    In the end, it's just a tool. It can be used in deciding treatment options, but doesn't have to be considered when deciding treatment.
    Be happy!
    We don't know what tomorrow brings,
    but we are alive today!

  14. #89
    Join Date
    May 2008
    Location
    Central NJ
    Posts
    1,956
    My 3 kids and I were all included in this study. My kids all have small curves, I had the gigantic ones

    Jesse, my middle son, had such a great sample that the Alial people had him send additional DNA 2x. They wouldn't tell me what was so 'special' about his vs. 2 siblings, but they said it was very 'exciting.' The 2nd time they even sent him a gift card.

    I've said this here before--maybe even on this thread--that I wonder if he has the genes that will make him progress due to their interest in his samples.

    He's 19 yrs old now and I will continue to watch him.
    __________________________________________
    Debbe - 50 yrs old

    Milwalkee Brace 1976 - 79
    Told by Dr. my curve would never progress

    Surgery 10/15/08 in NYC by Dr. Michael Neuwirth
    Pre-Surgury Thorasic: 66 degrees
    Pre-Surgery Lumbar: 66 degrees

    Post-Surgery Thorasic: 34 degrees
    Post-Surgery Lumbar: 22 degrees

  15. #90
    Join Date
    Mar 2010
    Posts
    2,004
    Quote Originally Posted by rohrer01 View Post
    How do you know that it wasn't properly tested?
    Did you read my first question in this thread?

    Quote Originally Posted by flerc View Post
    Sorry if Iím asking something well known. That kind of test was tested in an objective way? That is, testing samples of 2 groups of adults: having and not having scoliosis.

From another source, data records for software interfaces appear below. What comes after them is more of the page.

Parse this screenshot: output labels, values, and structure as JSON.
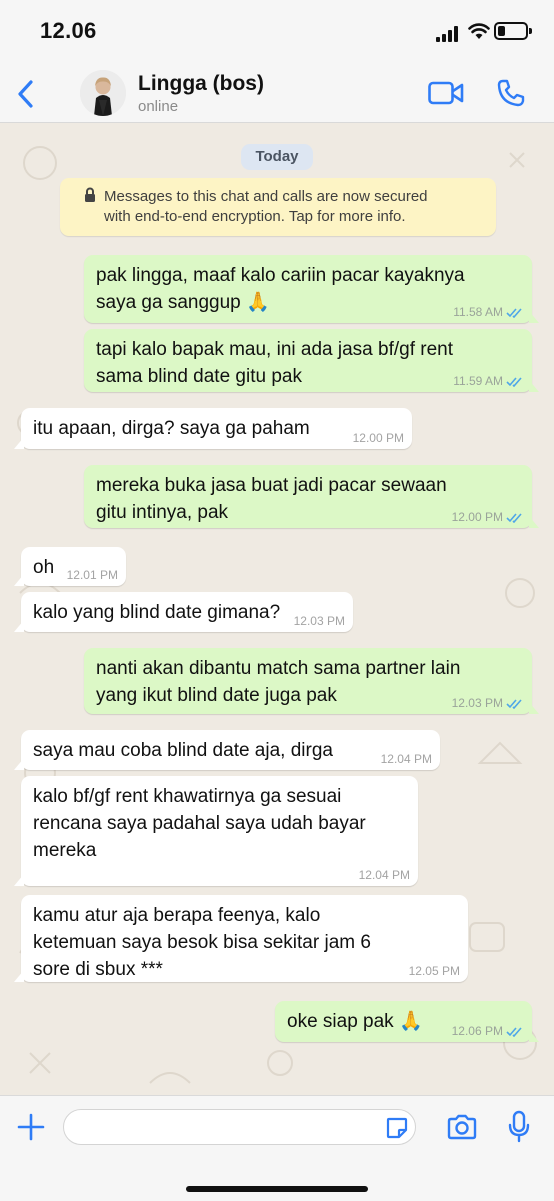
{
  "status_bar": {
    "time": "12.06"
  },
  "header": {
    "contact_name": "Lingga (bos)",
    "contact_status": "online"
  },
  "chat": {
    "date_label": "Today",
    "encryption_notice": [
      "Messages to this chat and calls are now secured",
      "with end-to-end encryption. Tap for more info."
    ],
    "messages": [
      {
        "direction": "out",
        "lines": [
          "pak lingga, maaf kalo cariin pacar kayaknya",
          "saya ga sanggup 🙏"
        ],
        "time": "11.58 AM",
        "read": true
      },
      {
        "direction": "out",
        "lines": [
          "tapi kalo bapak mau, ini ada jasa bf/gf rent",
          "sama blind date gitu pak"
        ],
        "time": "11.59 AM",
        "read": true
      },
      {
        "direction": "in",
        "lines": [
          "itu apaan, dirga? saya ga paham"
        ],
        "time": "12.00 PM"
      },
      {
        "direction": "out",
        "lines": [
          "mereka buka jasa buat jadi pacar sewaan",
          "gitu intinya, pak"
        ],
        "time": "12.00 PM",
        "read": true
      },
      {
        "direction": "in",
        "lines": [
          "oh"
        ],
        "time": "12.01 PM"
      },
      {
        "direction": "in",
        "lines": [
          "kalo yang blind date gimana?"
        ],
        "time": "12.03 PM"
      },
      {
        "direction": "out",
        "lines": [
          "nanti akan dibantu match sama partner lain",
          "yang ikut blind date juga pak"
        ],
        "time": "12.03 PM",
        "read": true
      },
      {
        "direction": "in",
        "lines": [
          "saya mau coba blind date aja, dirga"
        ],
        "time": "12.04 PM"
      },
      {
        "direction": "in",
        "lines": [
          "kalo bf/gf rent khawatirnya ga sesuai",
          "rencana saya padahal saya udah bayar",
          "mereka"
        ],
        "time": "12.04 PM"
      },
      {
        "direction": "in",
        "lines": [
          "kamu atur aja berapa feenya, kalo",
          "ketemuan saya besok bisa sekitar jam 6",
          "sore di sbux ***"
        ],
        "time": "12.05 PM"
      },
      {
        "direction": "out",
        "lines": [
          "oke siap pak 🙏"
        ],
        "time": "12.06 PM",
        "read": true
      }
    ]
  },
  "composer": {
    "input_value": ""
  },
  "colors": {
    "accent": "#2f7cf6",
    "outgoing_bubble": "#dcf8c6",
    "incoming_bubble": "#ffffff",
    "read_ticks": "#4fa6e8"
  },
  "icons": [
    "back-chevron-icon",
    "video-call-icon",
    "phone-icon",
    "lock-icon",
    "plus-icon",
    "sticker-icon",
    "camera-icon",
    "microphone-icon"
  ]
}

Of course the test should to be done without knowing which sample belongs to each group.
    Yes, it seems I was asking about something well known.
    Read all what I post then, and say me when I said it wasn't properly tested. I was asking, not affirming. If you would have said me that
    Quote Originally Posted by LindaRacine View Post
    Like any good study, they used half the database to build the model, then applied the model to the other half of the database, and found it to be in the high 90 percents in terms of accuracy.
    (I suppose is exactly the test I was saying) I was not continuing asking the same.. in any case I would have asked about the Organization supervising that test, periodic test and so on, but not about if the right test was done or not.

Posting Permissions

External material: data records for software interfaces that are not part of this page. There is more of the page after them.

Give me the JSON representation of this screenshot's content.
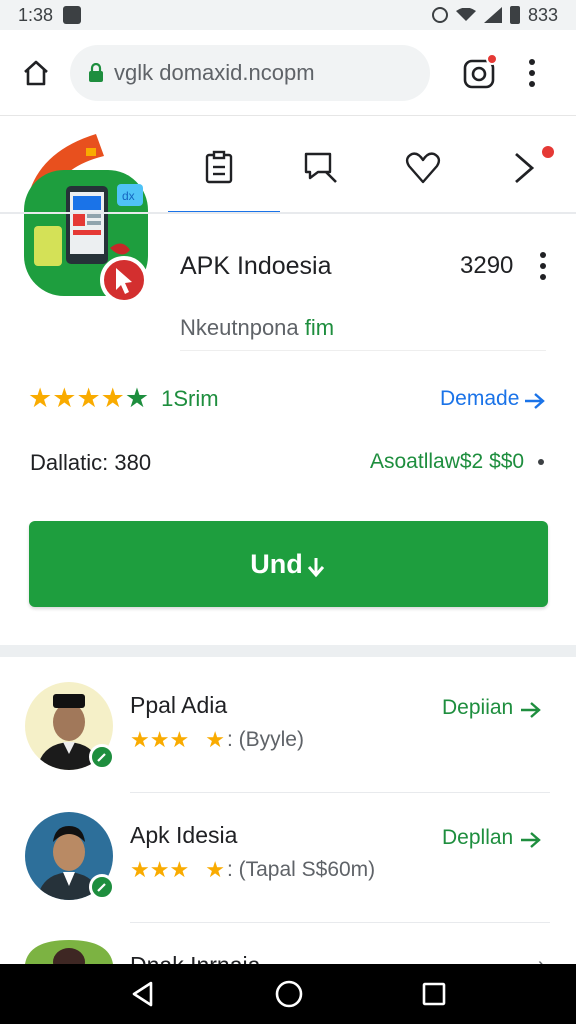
{
  "status_bar": {
    "time": "1:38",
    "battery_text": "833"
  },
  "browser": {
    "url": "vglk domaxid.ncopm"
  },
  "tabs": [
    "clipboard",
    "search",
    "heart",
    "arrow"
  ],
  "app": {
    "title": "APK Indoesia",
    "size": "3290",
    "developer_prefix": "Nkeutnpona",
    "developer_suffix": "fim",
    "rating_count": "1Srim",
    "demade_label": "Demade",
    "detail_label": "Dallatic:  380",
    "detail_value": "Asoatllaw$2 $$0",
    "install_label": "Und"
  },
  "list": [
    {
      "name": "Ppal Adia",
      "meta": ": (Byyle)",
      "action": "Depiian"
    },
    {
      "name": "Apk Idesia",
      "meta": ": (Tapal  S$60m)",
      "action": "Depllan"
    },
    {
      "name": "Dnak Inrnaia"
    }
  ],
  "colors": {
    "accent_green": "#1e9e3e",
    "link_blue": "#1a73e8",
    "star_gold": "#f9ab00"
  }
}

  • You may not post new threads
  • You may not post replies
  • You may not post attachments
  • You may not edit your posts
  •